Labour and Lib Dem spokespeople have been competing on how best to insult young people struggling to pay for their own pensions this week.
Speaking at an Institute of Public Policy Research meeting, Pensions Minister James Purnell highlighted the fact that the number of young people saving for a pension has gone down in the past five years from 1-in-3 to 1-in-4. His explanation is simple:
“At the moment, young people are acting as if they expect to be able to fund a longer and longer retirement with less and less saving.”
“This research highlights the fact that there is a pressing need to help the young when it comes to financial understanding.
“All the signs point to a huge shift in the financial knowledge of young people now compared with their parents.
“The Government’s university tuition fees, high house prices and the aggressive marketing of credit are all contributing factors.
“Although there is some financial education and help for people when they are in difficulty, the focus should be on tackling this problem before it occurs.
“There should be a genuinely independent financial advice network to help people before financial hardship takes hold.”
To be fair on Vince, he does at least refer to contributing factors such as house prices and graduate debt, but he doesn’t propose doing anything about them – he magic bullet is simple more education. James Purnell doesn’t even go that far. His explanation are “Three Cs” – confidence, complexity and culture. All three may well be true, but that is to pretend that pensions are wholly divorced from everything else.
The reason a “live fast, die poor” culture has emerged is that credit and depending on parents is the norm for young people these days; it’s how you get on in life. Lecturing people about depending on too much credit is a little rich in a country where it is government policy to have every young person in hundreds of thousands of pounds of debt before they hit thirty.

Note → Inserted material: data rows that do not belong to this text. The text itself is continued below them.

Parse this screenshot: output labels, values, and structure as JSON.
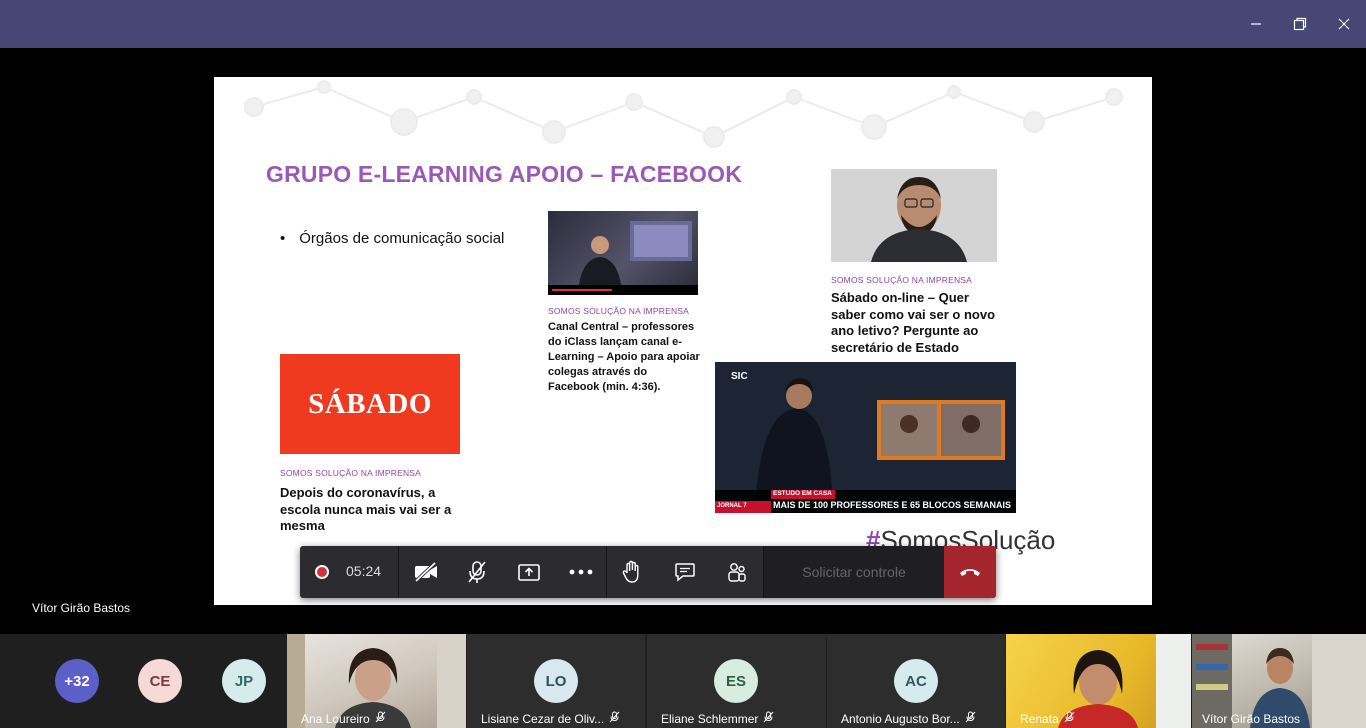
{
  "window": {
    "controls": [
      "minimize-icon",
      "restore-icon",
      "close-icon"
    ]
  },
  "slide": {
    "title": "GRUPO E-LEARNING APOIO – FACEBOOK",
    "bullet": "Órgãos de comunicação social",
    "kicker": "SOMOS SOLUÇÃO NA IMPRENSA",
    "article_canal": "Canal Central – professores do iClass lançam canal e-Learning – Apoio para apoiar colegas através do Facebook (min. 4:36).",
    "article_sabado_online": "Sábado on-line – Quer saber como vai ser o novo ano letivo? Pergunte ao secretário de Estado",
    "sabado_logo": "SÁBADO",
    "article_sabado": "Depois do coronavírus, a escola nunca mais vai ser a mesma",
    "sic_tag": "SIC",
    "sic_banner_small": "ESTUDO EM CASA",
    "sic_banner": "MAIS DE 100 PROFESSORES E 65 BLOCOS SEMANAIS",
    "sic_program": "JORNAL 7",
    "hashtag_hash": "#",
    "hashtag_text": "SomosSolução"
  },
  "controls": {
    "timer": "05:24",
    "request_control": "Solicitar controle",
    "record_color": "#d13438",
    "hangup_color": "#a4262c"
  },
  "presenter": {
    "name": "Vítor Girão Bastos"
  },
  "participants": {
    "overflow": {
      "label": "+32",
      "color": "#5b5fc7"
    },
    "ce": {
      "initials": "CE",
      "color": "#f4d9d6",
      "text_color": "#7a3a3a"
    },
    "jp": {
      "initials": "JP",
      "color": "#d6ecec",
      "text_color": "#2f6b6b"
    },
    "ana": {
      "name": "Ana Loureiro"
    },
    "lisiane": {
      "initials": "LO",
      "name": "Lisiane Cezar de Oliv...",
      "color": "#d9e7ef",
      "text_color": "#2c4e63"
    },
    "eliane": {
      "initials": "ES",
      "name": "Eliane Schlemmer",
      "color": "#d8ecdf",
      "text_color": "#2f5e41"
    },
    "antonio": {
      "initials": "AC",
      "name": "Antonio Augusto Bor...",
      "color": "#d6ebee",
      "text_color": "#2c5a61"
    },
    "renata": {
      "name": "Renata"
    },
    "vitor": {
      "name": "Vítor Girão Bastos"
    }
  }
}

And are we really expected to believe that the previous generation were any more careful with money than we are? Last time I looked, they spent their youth on drugs shagging anything that moved. The generation before, that grew up in the 1920s and lived through World War Two, certainly knew the meaning of saving for the future. I’ll take lectures from them, but not their profligate children.